AcronymDefinition
ESTHEREnsemble pour une Solidarité Thérapeutique Hospitalière en Réseau (French: Alliance for Hospital Therapeutic Solidarity Over the Net)
References in classic literature ?
While the burden of life remains upon me, I will have no other shelter than this roof," persisted Esther Dudley, striking her staff upon the floor with a gesture that expressed immovable resolve.
As the General glanced back at Esther Dudley's antique figure, he deemed her well fitted for such a charge, as being so perfect a representative of the decayed past--of an age gone by, with its manners, opinions, faith and feelings, all fallen into oblivion or scorn--of what had once been a reality, but was now merely a vision of faded magnificence.
To me it is a rosary, and as such I should use it like a good catholic," said Esther, eyeing the handsome thing wistfully.
You seem to take a great deal of comfort in your prayers, Esther, and always come down looking quiet and satisfied.
Esther recognised him at once; she had often seen him before, though with her huge indifference for all that lay outside the circle of her love, she had never so much as wondered who he was; but now she recognised him, and found him ten years older, leaden and springless, and stamped by an abiding sorrow.
Here Esther busied herself, working and scolding with equal industry, until the repast was prepared; when she summoned her husband to his meal in a voice as sonorous as that with which the Imam reminds the Faithful of a more important duty.

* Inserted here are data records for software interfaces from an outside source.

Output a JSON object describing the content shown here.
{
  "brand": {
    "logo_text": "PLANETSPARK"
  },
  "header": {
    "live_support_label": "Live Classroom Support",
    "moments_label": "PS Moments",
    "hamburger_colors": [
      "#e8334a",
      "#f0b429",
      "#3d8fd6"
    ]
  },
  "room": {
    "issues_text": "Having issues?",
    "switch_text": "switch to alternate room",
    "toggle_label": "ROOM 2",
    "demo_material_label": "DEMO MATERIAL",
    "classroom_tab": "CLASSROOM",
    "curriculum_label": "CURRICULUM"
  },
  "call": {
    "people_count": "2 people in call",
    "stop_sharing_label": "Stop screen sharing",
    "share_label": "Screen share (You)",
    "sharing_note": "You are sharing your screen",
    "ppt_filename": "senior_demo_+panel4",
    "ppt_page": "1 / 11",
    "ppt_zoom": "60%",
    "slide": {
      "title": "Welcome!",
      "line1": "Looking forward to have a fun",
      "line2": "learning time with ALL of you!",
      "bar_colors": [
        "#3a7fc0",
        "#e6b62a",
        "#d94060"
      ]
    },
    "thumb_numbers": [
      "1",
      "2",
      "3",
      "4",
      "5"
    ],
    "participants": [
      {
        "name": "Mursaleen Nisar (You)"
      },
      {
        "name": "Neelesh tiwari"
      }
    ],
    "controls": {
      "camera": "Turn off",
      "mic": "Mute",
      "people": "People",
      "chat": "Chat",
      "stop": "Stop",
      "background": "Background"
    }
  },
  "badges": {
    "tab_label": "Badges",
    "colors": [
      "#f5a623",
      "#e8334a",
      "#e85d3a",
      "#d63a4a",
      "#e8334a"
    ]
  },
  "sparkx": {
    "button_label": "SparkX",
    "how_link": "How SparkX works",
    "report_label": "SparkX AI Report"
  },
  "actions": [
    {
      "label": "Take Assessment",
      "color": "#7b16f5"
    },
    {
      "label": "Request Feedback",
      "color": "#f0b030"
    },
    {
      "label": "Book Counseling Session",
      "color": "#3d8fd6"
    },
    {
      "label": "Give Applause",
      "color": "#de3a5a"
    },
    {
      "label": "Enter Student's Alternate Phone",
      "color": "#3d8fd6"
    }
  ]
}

It is unaccountable that Asa should choose to be out of the way at such a time as this," Esther pettishly observed.
Here, Esther, I've brought you the rose,' said he, extending it towards her.
He conducted himself, at first, with his usual cold, distant, half- stately, half-melancholy, altogether injured air; but Esther made no remark upon it this time: she had evidently been schooled into better manners.
I have not been in the house two minutes," Esther replied, "and I haven't seen mother yet.
Your mother, my dear Esther, is, I regret to say, suffering from a slight indisposition," he remarked.
I happened to look timidly up from my stitching, across the table at my godmother, and I saw in her face, looking gloomily at me, "It would have been far better, little Esther, that you had had no birthday, that you had never been born